Last but not least, I deal with the one weakness of Mitchell’s Golden Rule. How do you convince politicians to maintain fiscal discipline over time?

I suggest that Switzerland’s “debt brake” may be a good model.

Can any government maintain the spending restraint required by a fiscal golden rule? Perhaps the best model is Switzerland, where spending has climbed by less than 2% per year ever since a voter-imposed spending cap went into effect early last decade. And because economic output has increased at a faster pace, the Swiss have satisfied the golden rule and enjoyed reductions in the burden of government and consistent budget surpluses.

In other words, don’t bother with balanced budget requirements that might backfire by giving politicians an excuse to raise taxes.

If the problem is properly defined as being too much government, then the only logical answer is to shrink the burden of government spending.

Last but not least, I point out that Congressman Kevin Brady of Texas has legislation, the MAP Act, that is somewhat similar to the Swiss Debt Brake.

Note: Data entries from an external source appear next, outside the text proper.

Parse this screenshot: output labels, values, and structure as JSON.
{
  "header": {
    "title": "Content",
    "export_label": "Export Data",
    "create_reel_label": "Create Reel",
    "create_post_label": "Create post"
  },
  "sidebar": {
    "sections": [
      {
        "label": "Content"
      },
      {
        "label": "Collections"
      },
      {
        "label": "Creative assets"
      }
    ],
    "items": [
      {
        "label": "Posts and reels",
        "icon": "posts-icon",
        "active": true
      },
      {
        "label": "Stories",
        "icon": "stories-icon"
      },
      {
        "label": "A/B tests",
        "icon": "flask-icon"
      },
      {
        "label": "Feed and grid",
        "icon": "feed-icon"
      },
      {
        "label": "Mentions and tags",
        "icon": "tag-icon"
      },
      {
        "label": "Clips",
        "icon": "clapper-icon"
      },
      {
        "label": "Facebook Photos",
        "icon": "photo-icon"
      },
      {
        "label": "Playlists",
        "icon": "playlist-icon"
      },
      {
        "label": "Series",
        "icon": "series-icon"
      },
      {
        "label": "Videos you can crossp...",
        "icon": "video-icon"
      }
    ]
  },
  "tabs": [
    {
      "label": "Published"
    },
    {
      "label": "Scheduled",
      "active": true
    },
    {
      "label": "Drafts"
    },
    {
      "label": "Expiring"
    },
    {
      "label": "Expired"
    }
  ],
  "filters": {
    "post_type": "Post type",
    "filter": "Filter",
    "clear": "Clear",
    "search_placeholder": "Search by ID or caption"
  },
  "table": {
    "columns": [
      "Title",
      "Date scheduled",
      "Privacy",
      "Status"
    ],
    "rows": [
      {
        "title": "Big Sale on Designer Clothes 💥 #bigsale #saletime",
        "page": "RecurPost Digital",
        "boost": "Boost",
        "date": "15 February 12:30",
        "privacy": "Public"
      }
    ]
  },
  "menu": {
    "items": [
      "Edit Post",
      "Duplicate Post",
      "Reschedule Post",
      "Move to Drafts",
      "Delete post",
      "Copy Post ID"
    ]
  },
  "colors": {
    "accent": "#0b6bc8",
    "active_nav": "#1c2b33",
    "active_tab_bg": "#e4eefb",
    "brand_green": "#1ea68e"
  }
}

We know what works and we know how to get there. The real challenge is convincing politicians to bind their own hands.

FEMA Disaster Declarations

I am writing a study on the Federal Emergency Management Agency (FEMA) and looking at the issue of presidential disaster declarations. Under the 1988 Stafford Act, a state governor may request that the president declare a “major disaster” in the state if “the disaster is of such severity and magnitude that effective response is beyond the capabilities of the state and the affected local governments.”

The main purpose of declarations is to impose on federal taxpayers the relief and rebuilding costs that would otherwise fall on state and local taxpayers and individuals in the affected area. Federalism is central to disaster planning and response in the United States, and federal aid is only supposed to be for the most severe events. Unfortunately, the relentless political forces that are centralizing power in just about every policy area are also doing so in disaster policy.

Below is a chart of FEMA data showing the number of “major disasters” declared by presidents since 1974, when the current process was put in place. The number of declared disasters has soared as presidents have sought political advantage in handing out more aid. Presidents have been ignoring the plain language of the Stafford Act, which allows for aid only in the most severe situations.

In the chart, I marked with red bars the years that presidents ran for reelection. In those years, presidents have generally declared the most major disasters. That was true of Ronald Reagan in 1984, George H.W. Bush in 1992, and Bill Clinton in 1996. George W. Bush declared the most disasters of his first term in his reelection year of 2004. The two presidents who do not fit the pattern are Jimmy Carter and Barack Obama.

Minimum Wage Solidarity Misplaced

Senate Democrats are anxious to bring the Minimum Wage Fairness Act (S. 1737) up for a vote to express their solidarity with “progressives.”  That solidarity, however, is misplaced. The bill is not a panacea for the prosperity of low-skilled workers; it is anti-free market and immoral—based on coercion not consent.

The bill would increase the federal minimum wage to $10.10 after two years, index it for inflation, and increase the minimum for tipped workers.  Those changes would substantially increase the cost of hiring low-skilled workers, lead to job losses and unemployment (especially in the longer run as businesses shift to labor-saving methods of production), and slow job growth.

Although there is virtually no chance this bill would pass, Senate Majority Leader Harry Reid (D-Nev) wants it to come to the floor so he and his compatriots can express their support for low-income workers (and for unions and others who support the minimum wage increase) in an election year.  “Democrats are focused on the future,” says Reid, and “we were elected to improve people’s lives.”